Wine: Etymology

Appears in

Oxford Companion to Wine

Oxford Companion to Wine

By Jancis Robinson

Published 2006

  • About

The modern English wine comes from Old English wīn, pronounced like modern ‘wean’: that indeed was how Chaucer pronounced his wyn, but Shakespeare’s pronunciation was closer to our own. The Old English form was in turn descended from the Latin vīnum, or as the Romans wrote it vinvm, by way of a loan-word represented in all Germanic languages (e.g. German Wein, Icelandic vín); a similar loan into Celtic has yielded Welsh gwin and Irish fíon.

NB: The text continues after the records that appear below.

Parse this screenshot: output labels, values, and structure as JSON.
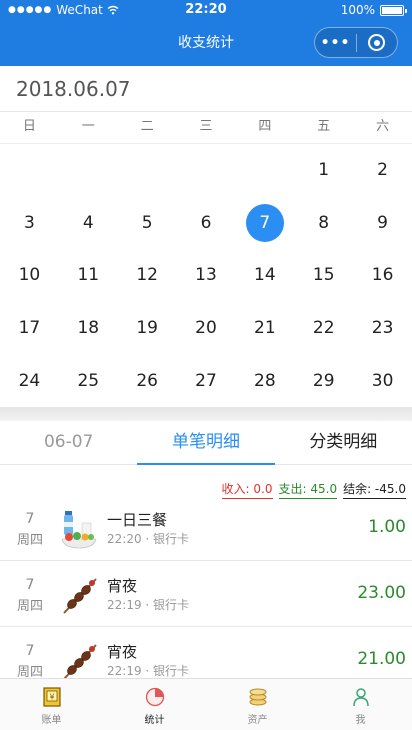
{
  "status_bar": {
    "carrier": "WeChat",
    "signal_dots": "●●●●●",
    "time": "22:20",
    "battery": "100%"
  },
  "nav": {
    "title": "收支统计",
    "more_icon": "•••"
  },
  "calendar": {
    "month_label": "2018.06.07",
    "weekdays": [
      "日",
      "一",
      "二",
      "三",
      "四",
      "五",
      "六"
    ],
    "leading_blanks": 5,
    "days": [
      "1",
      "2",
      "3",
      "4",
      "5",
      "6",
      "7",
      "8",
      "9",
      "10",
      "11",
      "12",
      "13",
      "14",
      "15",
      "16",
      "17",
      "18",
      "19",
      "20",
      "21",
      "22",
      "23",
      "24",
      "25",
      "26",
      "27",
      "28",
      "29",
      "30"
    ],
    "selected_day": "7",
    "accent": "#2a8ef2"
  },
  "tabs": {
    "date": "06-07",
    "single": "单笔明细",
    "category": "分类明细"
  },
  "summary": {
    "income": "收入: 0.0",
    "expense": "支出: 45.0",
    "balance": "结余: -45.0"
  },
  "records": [
    {
      "day": "7",
      "weekday": "周四",
      "name": "一日三餐",
      "meta": "22:20 · 银行卡",
      "amount": "1.00",
      "icon": "meal-icon"
    },
    {
      "day": "7",
      "weekday": "周四",
      "name": "宵夜",
      "meta": "22:19 · 银行卡",
      "amount": "23.00",
      "icon": "skewer-icon"
    },
    {
      "day": "7",
      "weekday": "周四",
      "name": "宵夜",
      "meta": "22:19 · 银行卡",
      "amount": "21.00",
      "icon": "skewer-icon"
    }
  ],
  "bottom_nav": [
    {
      "label": "账单",
      "icon": "ledger-icon"
    },
    {
      "label": "统计",
      "icon": "pie-chart-icon"
    },
    {
      "label": "资产",
      "icon": "coins-icon"
    },
    {
      "label": "我",
      "icon": "person-icon"
    }
  ]
}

The explanation is that the Germans and celts, whose native beverage was beer, learnt to drink wine from the Romans; with it came the Latin word, borrowed while Latin v was still pronounced [w]. From Germanic territory drink and name passed in turn to the Slavs (e.g. Russian vinó) and Balts (Lithuanian vỹnas, Latvian vīns).